This area is also home to many spectacular waterfalls including Erskine, Kalimna, Phantom, Sheoak and Triplet falls, and several lookouts like Cape Patton, Castle Cove, Marriner’s (Apollo Bay), Teddy’s (Lorne) and Mt Defiance.

FAST FACTS

Getting there

  • From Melbourne, take the West Gate Freeway (M1) and then the Great Ocean Road (B100). Wye River (160km south-west of Melbourne) is situated between Lorne and Apollo Bay, along the Great Ocean Road.

Activities

  • Swimming
  • Bushwalking
  • Mountain bike riding
  • Camping and fishing
  • Otway Fly Treetop Adventures – a close up view of the rainforest from 25m above the ground.
  • Cape Otway Lightstation, the oldest lighthouse on mainland Australia.
  • Split Point Lighthouse for views of Aireys Inlet and a clifftop walk.

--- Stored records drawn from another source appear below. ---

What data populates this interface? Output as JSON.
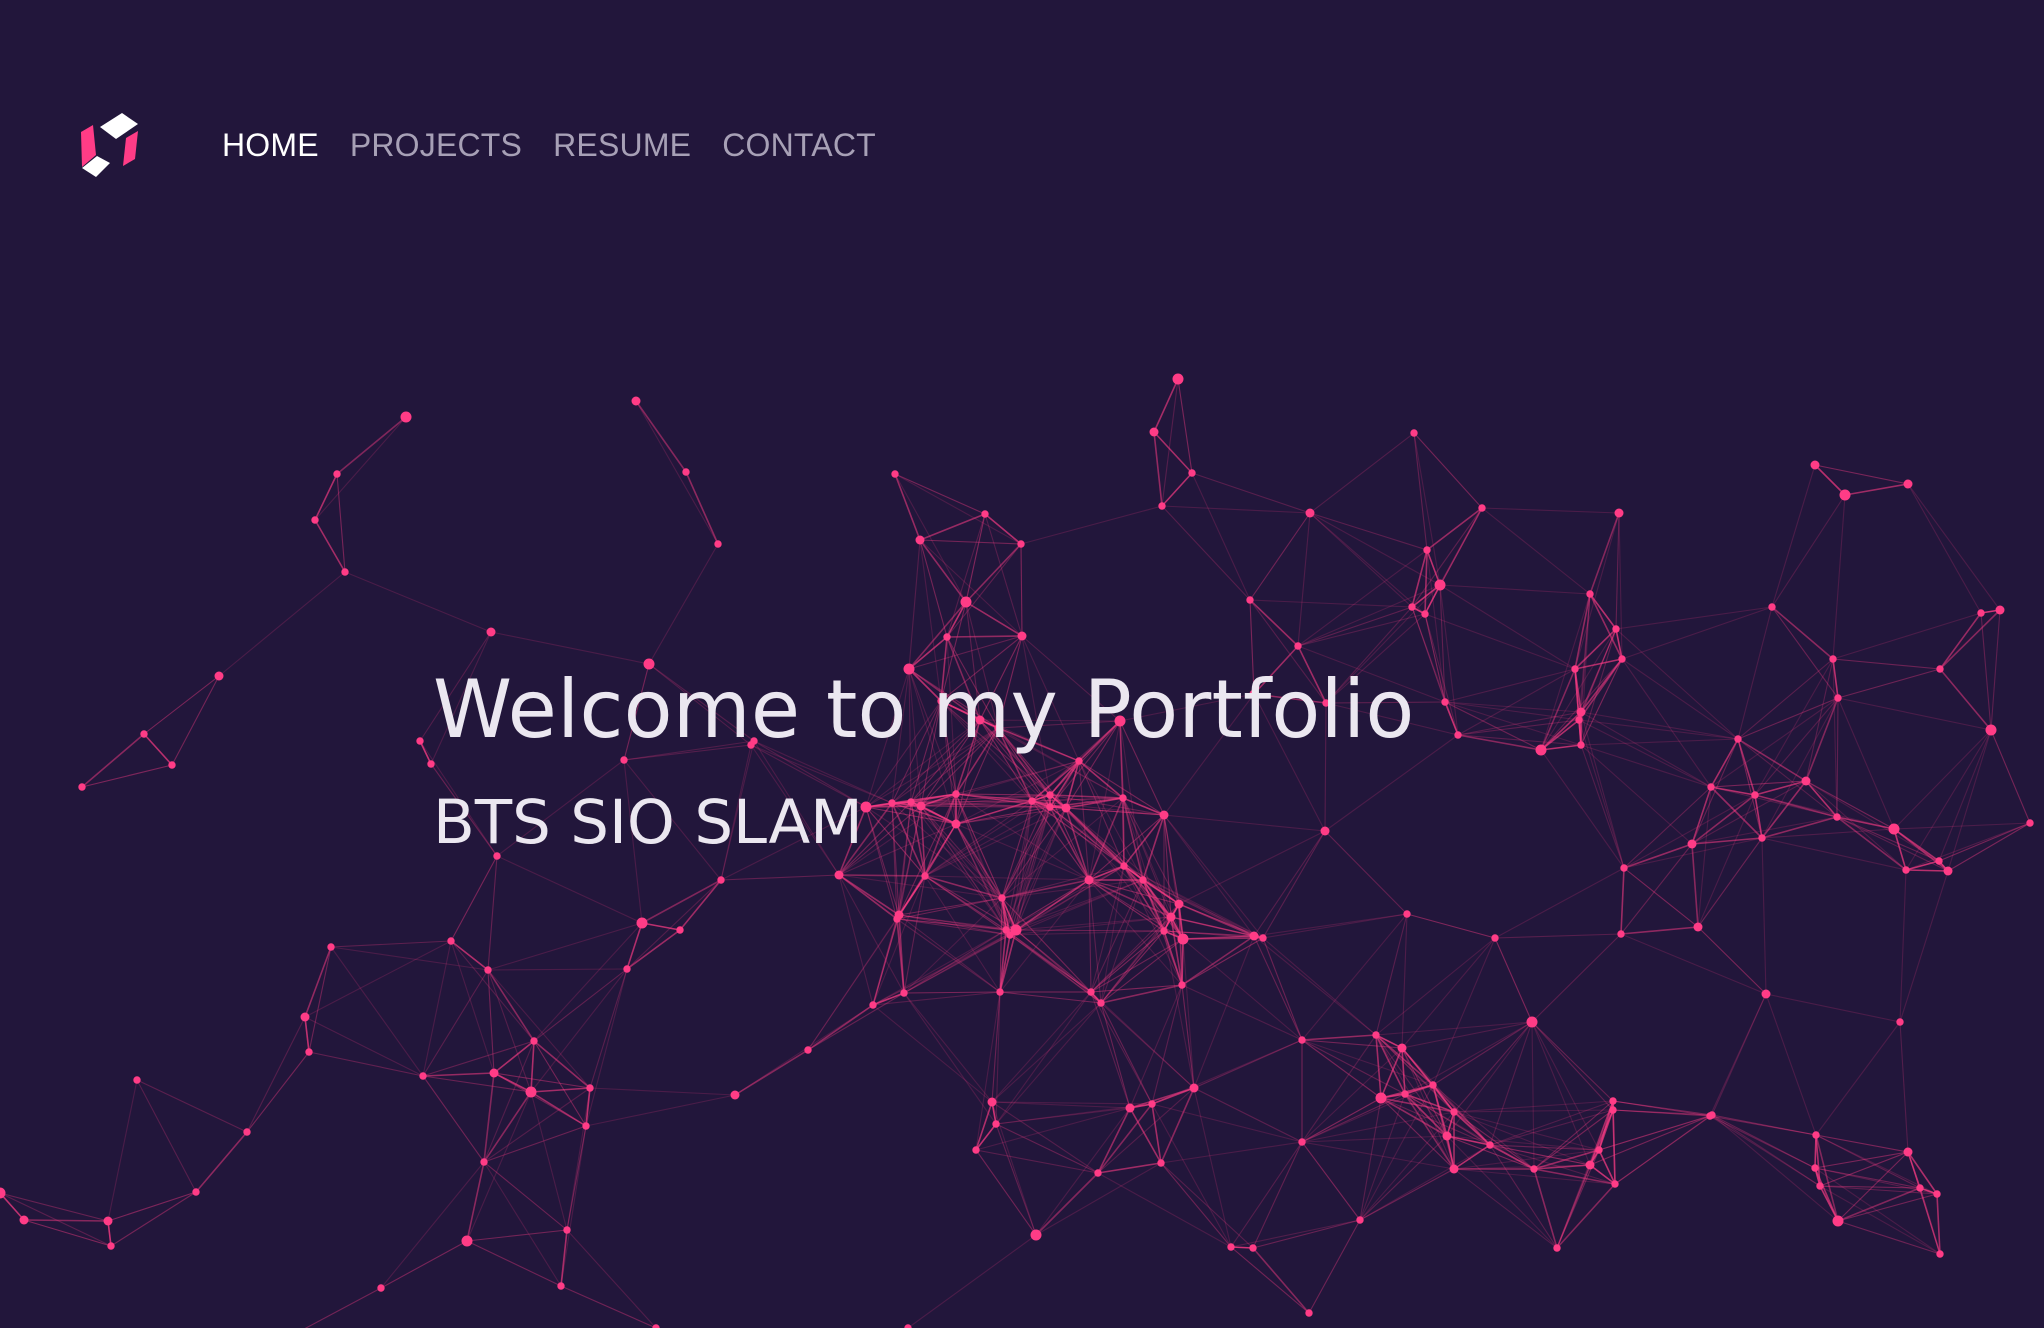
{
  "nav": {
    "logo": "logo-icon",
    "items": [
      {
        "label": "HOME",
        "active": true
      },
      {
        "label": "PROJECTS",
        "active": false
      },
      {
        "label": "RESUME",
        "active": false
      },
      {
        "label": "CONTACT",
        "active": false
      }
    ]
  },
  "hero": {
    "title": "Welcome to my Portfolio",
    "subtitle": "BTS SIO SLAM"
  },
  "colors": {
    "background": "#22163b",
    "accent": "#ff3c86",
    "text": "#ebe7f0",
    "nav_inactive": "#a7a0b6",
    "nav_active": "#ffffff"
  }
}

The full feature appeared in Caravan World #558 December 2016. Subscribe today for the latest caravan reviews and news every month!